━━━━━ RECORDED DATA
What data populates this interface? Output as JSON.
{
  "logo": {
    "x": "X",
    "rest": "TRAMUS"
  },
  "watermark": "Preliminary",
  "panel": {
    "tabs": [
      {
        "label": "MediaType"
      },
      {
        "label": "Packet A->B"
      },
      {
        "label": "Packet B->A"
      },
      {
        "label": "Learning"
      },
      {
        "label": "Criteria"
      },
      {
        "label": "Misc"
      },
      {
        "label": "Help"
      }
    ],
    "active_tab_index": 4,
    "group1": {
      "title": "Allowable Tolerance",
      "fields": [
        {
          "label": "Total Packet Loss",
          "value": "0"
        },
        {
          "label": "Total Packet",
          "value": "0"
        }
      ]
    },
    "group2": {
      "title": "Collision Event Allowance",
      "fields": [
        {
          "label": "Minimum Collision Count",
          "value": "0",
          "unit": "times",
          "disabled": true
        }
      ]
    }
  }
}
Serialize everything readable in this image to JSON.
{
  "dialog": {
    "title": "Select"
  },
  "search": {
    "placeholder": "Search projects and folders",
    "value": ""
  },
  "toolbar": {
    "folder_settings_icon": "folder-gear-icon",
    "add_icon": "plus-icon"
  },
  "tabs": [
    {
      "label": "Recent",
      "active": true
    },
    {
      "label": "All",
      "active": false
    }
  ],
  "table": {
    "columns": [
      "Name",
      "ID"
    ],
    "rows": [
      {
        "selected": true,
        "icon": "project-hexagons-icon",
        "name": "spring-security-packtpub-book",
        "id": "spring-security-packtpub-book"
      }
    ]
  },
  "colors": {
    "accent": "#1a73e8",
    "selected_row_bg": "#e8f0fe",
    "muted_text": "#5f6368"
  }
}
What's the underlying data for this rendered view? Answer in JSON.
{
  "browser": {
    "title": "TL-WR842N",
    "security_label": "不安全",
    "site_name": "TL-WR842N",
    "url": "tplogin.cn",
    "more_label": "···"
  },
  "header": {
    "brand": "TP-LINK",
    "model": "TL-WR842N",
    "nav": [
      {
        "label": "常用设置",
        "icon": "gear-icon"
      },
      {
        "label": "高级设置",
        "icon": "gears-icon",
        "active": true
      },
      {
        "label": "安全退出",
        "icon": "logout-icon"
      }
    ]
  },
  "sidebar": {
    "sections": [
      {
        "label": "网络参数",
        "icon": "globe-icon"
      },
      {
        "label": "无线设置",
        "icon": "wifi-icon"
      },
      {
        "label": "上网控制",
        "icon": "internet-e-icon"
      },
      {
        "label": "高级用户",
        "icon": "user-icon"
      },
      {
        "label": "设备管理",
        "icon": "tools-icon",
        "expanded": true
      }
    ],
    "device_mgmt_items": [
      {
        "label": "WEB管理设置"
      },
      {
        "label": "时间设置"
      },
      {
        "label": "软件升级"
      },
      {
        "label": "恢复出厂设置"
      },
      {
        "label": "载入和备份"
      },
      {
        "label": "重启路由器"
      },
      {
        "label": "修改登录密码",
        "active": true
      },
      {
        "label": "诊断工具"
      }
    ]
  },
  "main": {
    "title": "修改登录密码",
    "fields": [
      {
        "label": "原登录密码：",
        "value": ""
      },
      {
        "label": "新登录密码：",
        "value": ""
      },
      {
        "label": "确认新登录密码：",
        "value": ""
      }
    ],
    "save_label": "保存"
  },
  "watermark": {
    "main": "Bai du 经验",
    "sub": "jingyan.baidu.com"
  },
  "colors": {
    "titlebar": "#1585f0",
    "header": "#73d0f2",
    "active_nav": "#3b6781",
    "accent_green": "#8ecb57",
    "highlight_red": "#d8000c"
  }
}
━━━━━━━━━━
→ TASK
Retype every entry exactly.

→ TASK RESULT
What data populates this interface? Output as JSON.
{
  "logo": {
    "x": "X",
    "rest": "TRAMUS"
  },
  "watermark": "Preliminary",
  "panel": {
    "tabs": [
      {
        "label": "MediaType"
      },
      {
        "label": "Packet A->B"
      },
      {
        "label": "Packet B->A"
      },
      {
        "label": "Learning"
      },
      {
        "label": "Criteria"
      },
      {
        "label": "Misc"
      },
      {
        "label": "Help"
      }
    ],
    "active_tab_index": 4,
    "group1": {
      "title": "Allowable Tolerance",
      "fields": [
        {
          "label": "Total Packet Loss",
          "value": "0"
        },
        {
          "label": "Total Packet",
          "value": "0"
        }
      ]
    },
    "group2": {
      "title": "Collision Event Allowance",
      "fields": [
        {
          "label": "Minimum Collision Count",
          "value": "0",
          "unit": "times",
          "disabled": true
        }
      ]
    }
  }
}
Serialize everything readable in this image to JSON.
{
  "dialog": {
    "title": "Select"
  },
  "search": {
    "placeholder": "Search projects and folders",
    "value": ""
  },
  "toolbar": {
    "folder_settings_icon": "folder-gear-icon",
    "add_icon": "plus-icon"
  },
  "tabs": [
    {
      "label": "Recent",
      "active": true
    },
    {
      "label": "All",
      "active": false
    }
  ],
  "table": {
    "columns": [
      "Name",
      "ID"
    ],
    "rows": [
      {
        "selected": true,
        "icon": "project-hexagons-icon",
        "name": "spring-security-packtpub-book",
        "id": "spring-security-packtpub-book"
      }
    ]
  },
  "colors": {
    "accent": "#1a73e8",
    "selected_row_bg": "#e8f0fe",
    "muted_text": "#5f6368"
  }
}
What's the underlying data for this rendered view? Answer in JSON.
{
  "browser": {
    "title": "TL-WR842N",
    "security_label": "不安全",
    "site_name": "TL-WR842N",
    "url": "tplogin.cn",
    "more_label": "···"
  },
  "header": {
    "brand": "TP-LINK",
    "model": "TL-WR842N",
    "nav": [
      {
        "label": "常用设置",
        "icon": "gear-icon"
      },
      {
        "label": "高级设置",
        "icon": "gears-icon",
        "active": true
      },
      {
        "label": "安全退出",
        "icon": "logout-icon"
      }
    ]
  },
  "sidebar": {
    "sections": [
      {
        "label": "网络参数",
        "icon": "globe-icon"
      },
      {
        "label": "无线设置",
        "icon": "wifi-icon"
      },
      {
        "label": "上网控制",
        "icon": "internet-e-icon"
      },
      {
        "label": "高级用户",
        "icon": "user-icon"
      },
      {
        "label": "设备管理",
        "icon": "tools-icon",
        "expanded": true
      }
    ],
    "device_mgmt_items": [
      {
        "label": "WEB管理设置"
      },
      {
        "label": "时间设置"
      },
      {
        "label": "软件升级"
      },
      {
        "label": "恢复出厂设置"
      },
      {
        "label": "载入和备份"
      },
      {
        "label": "重启路由器"
      },
      {
        "label": "修改登录密码",
        "active": true
      },
      {
        "label": "诊断工具"
      }
    ]
  },
  "main": {
    "title": "修改登录密码",
    "fields": [
      {
        "label": "原登录密码：",
        "value": ""
      },
      {
        "label": "新登录密码：",
        "value": ""
      },
      {
        "label": "确认新登录密码：",
        "value": ""
      }
    ],
    "save_label": "保存"
  },
  "watermark": {
    "main": "Bai du 经验",
    "sub": "jingyan.baidu.com"
  },
  "colors": {
    "titlebar": "#1585f0",
    "header": "#73d0f2",
    "active_nav": "#3b6781",
    "accent_green": "#8ecb57",
    "highlight_red": "#d8000c"
  }
}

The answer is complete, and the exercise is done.